I used up my cattle panels around the new trees--deer were after them. I still use cattle panels for other vines, etc. but have found the Florida Weave is easier to clean up and move to another bed once the season is over.
HRP, To easily take up the slack in string or rope, have someone show you how to tie a Truckers Hitch, which is a quick loop in the standing part of the string that you run the fall of the rope through and easily tightens the string. If you cannot find an old farmer or trucker to show you, Dmail me. It is really simple and easy to tie.
Cricketsgarden didn't go into her staking method, but, I used it for the first time last tomato season, and I'm never gonna look back.
It's a simple frame constructed over the line of tomato plants. Each plant gets its own leader line that is thrown over the top crossbar of the frame. One end of the line is tied loosely (slipknot) close to the base of the plant in the ground/pot/container. The excess line is thrown over the top crossbar. As the plant gets taller, the excess line is simply woven around the vine so that each plant stands vertically in its space. Suckers are pruned judiciously for space control, and the plant is trained to a single main or a "vee" double stem (a bit trickier to maintain).
I had some 7 ft. galvanized fence posts leftover from my old fence. I dug post holes 24" deep, and set two posts in on either side of one end of my 4x8 raised bed. Then, I used pvc couplers, additional pvc pipe, and elbow joints to extend the height back up to 7 ft. with a crossbar over the bed.
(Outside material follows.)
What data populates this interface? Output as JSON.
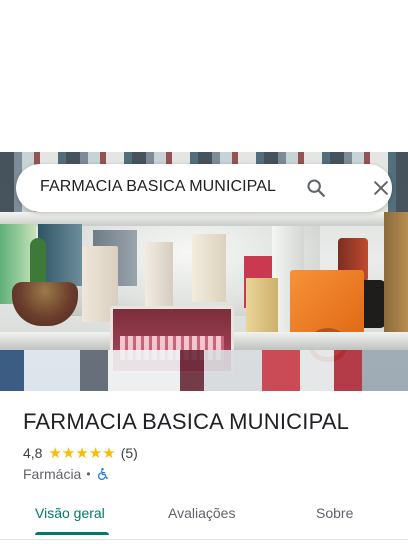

I planted my row of tomato seedlings parallel to the top crossbar, attached the leader lines, and trained the plants to one or two main stems, winding the jute (yes, it is softer and doesn't cut into the stems...) around the main stem as the plant grew taller.
Before it was said and done, I had a line of 5 tomato plants all bearing fruit, and growing relatively vertically next to each other. I'm guessing that each line had approximately 50 lbs. of loaded plant weight on it. No lines ever broke.
Very neat and compact.
Cricket spaces her tomatoes as close as 8" apart in a line, and yields a market growers bounty on this system.
A friend brought me a Beefmaster tomato plant that she had been growing in a bucket. It was about 15' of tomato vine when it was delivered in the eBucket (self-watering with an inverted colander reservoir design).
Well, I parked it under a tree and tried to contain the limp stem as best I could. One day, as I was across the yard looking back at that pitiful vine sprawling everywhere, I caught my neat tomatoes growing on their frame in the Raised Bed. Then, I looked up and spied a branch growing horizontally over that eBucket, about 18' up the tree...
So, I did what any self-respecting tomato grower would do. I wove that stem around a leader line, tossed the ball of jute over that branch (took a coupla tries to throw the ball over...), and hoisted that entire stem vertically on the leader line. Enjoyed tomatoes the rest of the season...
Remesh trellises work quite well. Unfortunately mine are beginning to be shaded by some trees to the SE, so last year I just used them for cherry tomatoes and pole beans. You are right about them being awkward to transport. I bought mine when I had a (covered) pickup truck and barely was able to fit the flat 5ft variety in. If you have a lot of space you can get remesh in a 100-ft roll which might be able to fit into a car trunk.
I listen with envy to large-scale ideas like that, but even if I had the room, I would soon run out of energy.
Once a bought a house with a big yard and some woods, and had grandiose garden plans. Duhh. Every minute of spare time and more than 100% my spare energy wentin to wacking weeds, mulching existing beds, raking leaves and a few other chores. I built exactly two beds. One taught me that a deep hole in heavy clay fills with water and becomes a mud wallow. The other taught me that a bed on a slope needs some kind of terrace, but then drains great.
Eventually it was bought by someone with a landscape business. He probably thought "I can imporve THIS yard 500% in my sleep!